> **About this task**: The full listing, start to finish: write it out again exactly.

> **Dataset records**:
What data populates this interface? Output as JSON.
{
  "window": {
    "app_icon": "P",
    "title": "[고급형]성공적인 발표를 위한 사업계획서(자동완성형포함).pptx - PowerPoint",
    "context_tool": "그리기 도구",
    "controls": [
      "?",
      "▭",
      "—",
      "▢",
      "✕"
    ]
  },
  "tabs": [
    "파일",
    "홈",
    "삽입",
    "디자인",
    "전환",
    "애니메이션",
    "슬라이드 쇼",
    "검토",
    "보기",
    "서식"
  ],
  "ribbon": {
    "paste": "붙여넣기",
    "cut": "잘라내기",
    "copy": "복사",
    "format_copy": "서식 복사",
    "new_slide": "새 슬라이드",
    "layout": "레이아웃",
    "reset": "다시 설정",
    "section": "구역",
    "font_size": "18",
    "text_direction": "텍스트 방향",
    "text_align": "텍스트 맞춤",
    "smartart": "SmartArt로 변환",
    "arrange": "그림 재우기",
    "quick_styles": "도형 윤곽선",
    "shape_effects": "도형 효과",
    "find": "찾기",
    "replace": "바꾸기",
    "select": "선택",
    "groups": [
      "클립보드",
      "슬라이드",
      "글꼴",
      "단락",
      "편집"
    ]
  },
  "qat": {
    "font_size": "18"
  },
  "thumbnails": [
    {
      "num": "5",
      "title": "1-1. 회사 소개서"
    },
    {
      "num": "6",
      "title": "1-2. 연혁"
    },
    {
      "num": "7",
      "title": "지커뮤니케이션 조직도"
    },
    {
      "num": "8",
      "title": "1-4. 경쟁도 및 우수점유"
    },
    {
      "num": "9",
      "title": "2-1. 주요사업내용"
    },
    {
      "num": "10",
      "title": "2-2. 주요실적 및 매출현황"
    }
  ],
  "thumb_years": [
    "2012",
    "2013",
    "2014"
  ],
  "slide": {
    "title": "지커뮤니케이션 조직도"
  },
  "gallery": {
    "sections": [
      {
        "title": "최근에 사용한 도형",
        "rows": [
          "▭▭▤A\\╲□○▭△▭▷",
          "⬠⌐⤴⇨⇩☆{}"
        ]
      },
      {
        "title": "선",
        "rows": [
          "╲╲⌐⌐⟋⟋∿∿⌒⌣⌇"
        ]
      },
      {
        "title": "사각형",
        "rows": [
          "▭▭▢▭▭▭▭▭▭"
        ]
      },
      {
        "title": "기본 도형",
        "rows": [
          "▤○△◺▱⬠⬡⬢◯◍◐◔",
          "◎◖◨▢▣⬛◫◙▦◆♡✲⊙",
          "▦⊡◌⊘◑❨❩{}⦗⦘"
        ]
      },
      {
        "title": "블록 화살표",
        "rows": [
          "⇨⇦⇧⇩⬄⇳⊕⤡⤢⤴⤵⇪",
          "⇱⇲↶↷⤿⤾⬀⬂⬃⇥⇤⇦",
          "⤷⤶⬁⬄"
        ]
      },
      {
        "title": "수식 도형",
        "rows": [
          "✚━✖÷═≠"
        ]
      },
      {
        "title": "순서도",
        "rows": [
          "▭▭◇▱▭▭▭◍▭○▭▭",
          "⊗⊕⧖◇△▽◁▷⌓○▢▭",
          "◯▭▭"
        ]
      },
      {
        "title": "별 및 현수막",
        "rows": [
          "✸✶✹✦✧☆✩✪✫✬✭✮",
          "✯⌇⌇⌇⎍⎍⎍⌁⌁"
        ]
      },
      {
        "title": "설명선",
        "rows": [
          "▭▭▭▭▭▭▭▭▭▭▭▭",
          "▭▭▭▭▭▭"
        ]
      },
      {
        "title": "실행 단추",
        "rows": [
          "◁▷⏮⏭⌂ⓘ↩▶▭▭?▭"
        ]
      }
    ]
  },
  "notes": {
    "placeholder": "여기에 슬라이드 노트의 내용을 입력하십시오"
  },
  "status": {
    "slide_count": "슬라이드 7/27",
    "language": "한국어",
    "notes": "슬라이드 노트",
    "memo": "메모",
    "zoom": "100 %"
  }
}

> **Response to this task**:
What data populates this interface? Output as JSON.
{
  "window": {
    "app_icon": "P",
    "title": "[고급형]성공적인 발표를 위한 사업계획서(자동완성형포함).pptx - PowerPoint",
    "context_tool": "그리기 도구",
    "controls": [
      "?",
      "▭",
      "—",
      "▢",
      "✕"
    ]
  },
  "tabs": [
    "파일",
    "홈",
    "삽입",
    "디자인",
    "전환",
    "애니메이션",
    "슬라이드 쇼",
    "검토",
    "보기",
    "서식"
  ],
  "ribbon": {
    "paste": "붙여넣기",
    "cut": "잘라내기",
    "copy": "복사",
    "format_copy": "서식 복사",
    "new_slide": "새 슬라이드",
    "layout": "레이아웃",
    "reset": "다시 설정",
    "section": "구역",
    "font_size": "18",
    "text_direction": "텍스트 방향",
    "text_align": "텍스트 맞춤",
    "smartart": "SmartArt로 변환",
    "arrange": "그림 재우기",
    "quick_styles": "도형 윤곽선",
    "shape_effects": "도형 효과",
    "find": "찾기",
    "replace": "바꾸기",
    "select": "선택",
    "groups": [
      "클립보드",
      "슬라이드",
      "글꼴",
      "단락",
      "편집"
    ]
  },
  "qat": {
    "font_size": "18"
  },
  "thumbnails": [
    {
      "num": "5",
      "title": "1-1. 회사 소개서"
    },
    {
      "num": "6",
      "title": "1-2. 연혁"
    },
    {
      "num": "7",
      "title": "지커뮤니케이션 조직도"
    },
    {
      "num": "8",
      "title": "1-4. 경쟁도 및 우수점유"
    },
    {
      "num": "9",
      "title": "2-1. 주요사업내용"
    },
    {
      "num": "10",
      "title": "2-2. 주요실적 및 매출현황"
    }
  ],
  "thumb_years": [
    "2012",
    "2013",
    "2014"
  ],
  "slide": {
    "title": "지커뮤니케이션 조직도"
  },
  "gallery": {
    "sections": [
      {
        "title": "최근에 사용한 도형",
        "rows": [
          "▭▭▤A\\╲□○▭△▭▷",
          "⬠⌐⤴⇨⇩☆{}"
        ]
      },
      {
        "title": "선",
        "rows": [
          "╲╲⌐⌐⟋⟋∿∿⌒⌣⌇"
        ]
      },
      {
        "title": "사각형",
        "rows": [
          "▭▭▢▭▭▭▭▭▭"
        ]
      },
      {
        "title": "기본 도형",
        "rows": [
          "▤○△◺▱⬠⬡⬢◯◍◐◔",
          "◎◖◨▢▣⬛◫◙▦◆♡✲⊙",
          "▦⊡◌⊘◑❨❩{}⦗⦘"
        ]
      },
      {
        "title": "블록 화살표",
        "rows": [
          "⇨⇦⇧⇩⬄⇳⊕⤡⤢⤴⤵⇪",
          "⇱⇲↶↷⤿⤾⬀⬂⬃⇥⇤⇦",
          "⤷⤶⬁⬄"
        ]
      },
      {
        "title": "수식 도형",
        "rows": [
          "✚━✖÷═≠"
        ]
      },
      {
        "title": "순서도",
        "rows": [
          "▭▭◇▱▭▭▭◍▭○▭▭",
          "⊗⊕⧖◇△▽◁▷⌓○▢▭",
          "◯▭▭"
        ]
      },
      {
        "title": "별 및 현수막",
        "rows": [
          "✸✶✹✦✧☆✩✪✫✬✭✮",
          "✯⌇⌇⌇⎍⎍⎍⌁⌁"
        ]
      },
      {
        "title": "설명선",
        "rows": [
          "▭▭▭▭▭▭▭▭▭▭▭▭",
          "▭▭▭▭▭▭"
        ]
      },
      {
        "title": "실행 단추",
        "rows": [
          "◁▷⏮⏭⌂ⓘ↩▶▭▭?▭"
        ]
      }
    ]
  },
  "notes": {
    "placeholder": "여기에 슬라이드 노트의 내용을 입력하십시오"
  },
  "status": {
    "slide_count": "슬라이드 7/27",
    "language": "한국어",
    "notes": "슬라이드 노트",
    "memo": "메모",
    "zoom": "100 %"
  }
}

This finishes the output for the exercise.